Data records —
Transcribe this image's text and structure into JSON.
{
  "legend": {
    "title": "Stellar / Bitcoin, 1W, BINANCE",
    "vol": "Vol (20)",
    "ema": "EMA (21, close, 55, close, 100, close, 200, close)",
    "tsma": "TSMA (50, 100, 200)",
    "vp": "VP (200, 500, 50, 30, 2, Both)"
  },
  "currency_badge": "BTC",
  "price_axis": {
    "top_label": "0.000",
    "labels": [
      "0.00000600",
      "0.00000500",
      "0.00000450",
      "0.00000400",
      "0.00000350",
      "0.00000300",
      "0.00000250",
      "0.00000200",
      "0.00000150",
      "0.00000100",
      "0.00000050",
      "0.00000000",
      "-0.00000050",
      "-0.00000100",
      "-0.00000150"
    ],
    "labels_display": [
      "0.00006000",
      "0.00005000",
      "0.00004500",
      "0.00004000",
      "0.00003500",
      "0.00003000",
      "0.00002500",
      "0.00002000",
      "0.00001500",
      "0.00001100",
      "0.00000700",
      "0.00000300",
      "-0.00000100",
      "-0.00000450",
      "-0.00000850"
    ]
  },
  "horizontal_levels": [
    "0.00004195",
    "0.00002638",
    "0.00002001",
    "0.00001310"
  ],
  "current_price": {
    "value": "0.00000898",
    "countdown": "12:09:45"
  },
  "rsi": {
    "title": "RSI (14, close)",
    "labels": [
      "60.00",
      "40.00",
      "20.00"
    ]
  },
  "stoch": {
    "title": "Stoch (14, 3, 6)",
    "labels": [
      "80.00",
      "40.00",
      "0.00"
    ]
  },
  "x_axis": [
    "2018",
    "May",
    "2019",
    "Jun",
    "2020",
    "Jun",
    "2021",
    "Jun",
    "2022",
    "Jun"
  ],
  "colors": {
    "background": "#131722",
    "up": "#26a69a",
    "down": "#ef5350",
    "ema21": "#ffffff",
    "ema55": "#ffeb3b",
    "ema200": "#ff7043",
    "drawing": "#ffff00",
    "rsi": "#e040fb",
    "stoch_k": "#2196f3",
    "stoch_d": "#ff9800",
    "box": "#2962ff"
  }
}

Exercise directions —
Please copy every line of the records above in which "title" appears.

Answer to the exercise —
    "title": "Stellar / Bitcoin, 1W, BINANCE",
    "title": "RSI (14, close)",
    "title": "Stoch (14, 3, 6)",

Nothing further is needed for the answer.